-- Requirement --
Having located the line with "Serialize everything readable", repeat it and all remaining lines of the records exactly. Pictures do not belong in the answer.

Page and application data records

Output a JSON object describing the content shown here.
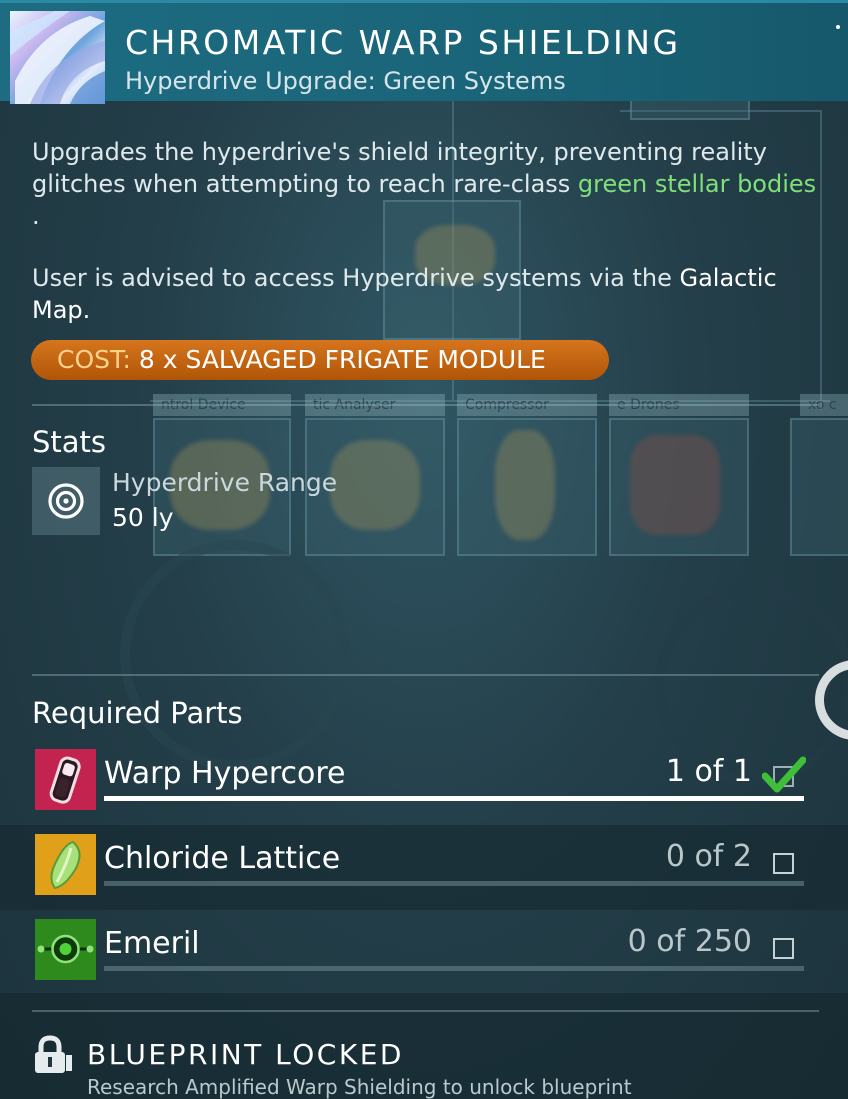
{
  "header": {
    "title": "CHROMATIC WARP SHIELDING",
    "subtitle": "Hyperdrive Upgrade: Green Systems"
  },
  "description": {
    "line_part1": "Upgrades the hyperdrive's shield integrity, preventing reality glitches when attempting to reach rare-class ",
    "highlight": "green stellar bodies",
    "line_end": ".",
    "advice_part1": "User is advised to access Hyperdrive systems via the ",
    "advice_highlight": "Galactic",
    "advice_end": "Map."
  },
  "cost": {
    "label": "COST:",
    "value": "8 x SALVAGED FRIGATE MODULE"
  },
  "background_tags": [
    "ntrol Device",
    "tic Analyser",
    "Compressor",
    "e Drones",
    "xo c"
  ],
  "stats": {
    "title": "Stats",
    "items": [
      {
        "label": "Hyperdrive Range",
        "value": "50 ly",
        "icon": "target-icon"
      }
    ]
  },
  "required_parts": {
    "title": "Required Parts",
    "items": [
      {
        "name": "Warp Hypercore",
        "quantity": "1 of 1",
        "have": 1,
        "need": 1,
        "complete": true,
        "icon": "warp-hypercore-icon",
        "icon_color": "#c2234f"
      },
      {
        "name": "Chloride Lattice",
        "quantity": "0 of 2",
        "have": 0,
        "need": 2,
        "complete": false,
        "icon": "chloride-lattice-icon",
        "icon_color": "#e1a01a"
      },
      {
        "name": "Emeril",
        "quantity": "0 of 250",
        "have": 0,
        "need": 250,
        "complete": false,
        "icon": "emeril-icon",
        "icon_color": "#2f8a1e"
      }
    ]
  },
  "footer": {
    "title": "BLUEPRINT LOCKED",
    "subtitle": "Research Amplified Warp Shielding to unlock blueprint"
  },
  "colors": {
    "header_bg": "#1d6c82",
    "accent_green": "#7fe07a",
    "cost_orange": "#d6751d",
    "check_green": "#3fbe3a"
  }
}
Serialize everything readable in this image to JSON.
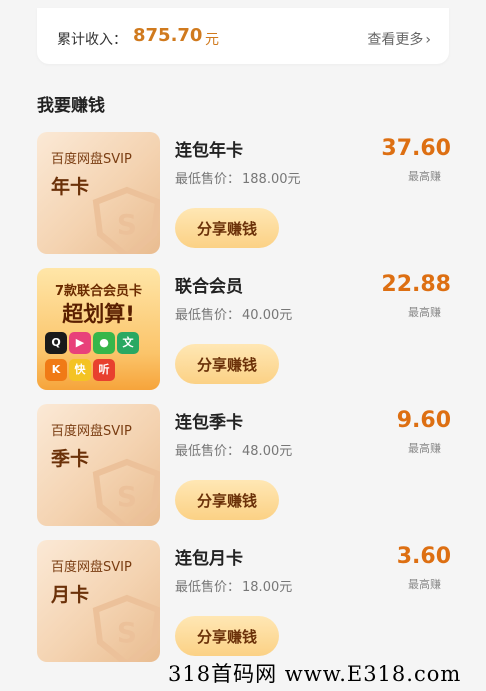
{
  "income": {
    "label": "累计收入：",
    "value": "875.70",
    "unit": "元",
    "more": "查看更多",
    "more_chevron": "›"
  },
  "section": {
    "title": "我要赚钱"
  },
  "common": {
    "price_label": "最低售价：",
    "earn_label": "最高赚",
    "share_button": "分享赚钱",
    "svip_brand": "百度网盘SVIP",
    "shield_letter": "S"
  },
  "products": [
    {
      "title": "连包年卡",
      "min_price": "188.00元",
      "earn": "37.60",
      "thumb_kind": "年卡"
    },
    {
      "title": "联合会员",
      "min_price": "40.00元",
      "earn": "22.88",
      "thumb_line1": "7款联合会员卡",
      "thumb_line2": "超划算!",
      "apps": [
        {
          "label": "Q",
          "icon": "qq-icon",
          "color": "#1a1a1a"
        },
        {
          "label": "▶",
          "icon": "youku-icon",
          "color": "#e8417a"
        },
        {
          "label": "●",
          "icon": "aiqiyi-icon",
          "color": "#37b64a"
        },
        {
          "label": "文",
          "icon": "wenku-icon",
          "color": "#2aa862"
        },
        {
          "label": "K",
          "icon": "kuaikan-icon",
          "color": "#f07a16"
        },
        {
          "label": "快",
          "icon": "kuaiduo-icon",
          "color": "#f4c324"
        },
        {
          "label": "听",
          "icon": "ting-icon",
          "color": "#e8402e"
        }
      ]
    },
    {
      "title": "连包季卡",
      "min_price": "48.00元",
      "earn": "9.60",
      "thumb_kind": "季卡"
    },
    {
      "title": "连包月卡",
      "min_price": "18.00元",
      "earn": "3.60",
      "thumb_kind": "月卡"
    }
  ],
  "watermark": "318首码网 www.E318.com"
}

-- Finished task --
Serialize everything readable in this image to JSON.
{
  "income": {
    "label": "累计收入：",
    "value": "875.70",
    "unit": "元",
    "more": "查看更多",
    "more_chevron": "›"
  },
  "section": {
    "title": "我要赚钱"
  },
  "common": {
    "price_label": "最低售价：",
    "earn_label": "最高赚",
    "share_button": "分享赚钱",
    "svip_brand": "百度网盘SVIP",
    "shield_letter": "S"
  },
  "products": [
    {
      "title": "连包年卡",
      "min_price": "188.00元",
      "earn": "37.60",
      "thumb_kind": "年卡"
    },
    {
      "title": "联合会员",
      "min_price": "40.00元",
      "earn": "22.88",
      "thumb_line1": "7款联合会员卡",
      "thumb_line2": "超划算!",
      "apps": [
        {
          "label": "Q",
          "icon": "qq-icon",
          "color": "#1a1a1a"
        },
        {
          "label": "▶",
          "icon": "youku-icon",
          "color": "#e8417a"
        },
        {
          "label": "●",
          "icon": "aiqiyi-icon",
          "color": "#37b64a"
        },
        {
          "label": "文",
          "icon": "wenku-icon",
          "color": "#2aa862"
        },
        {
          "label": "K",
          "icon": "kuaikan-icon",
          "color": "#f07a16"
        },
        {
          "label": "快",
          "icon": "kuaiduo-icon",
          "color": "#f4c324"
        },
        {
          "label": "听",
          "icon": "ting-icon",
          "color": "#e8402e"
        }
      ]
    },
    {
      "title": "连包季卡",
      "min_price": "48.00元",
      "earn": "9.60",
      "thumb_kind": "季卡"
    },
    {
      "title": "连包月卡",
      "min_price": "18.00元",
      "earn": "3.60",
      "thumb_kind": "月卡"
    }
  ],
  "watermark": "318首码网 www.E318.com"
}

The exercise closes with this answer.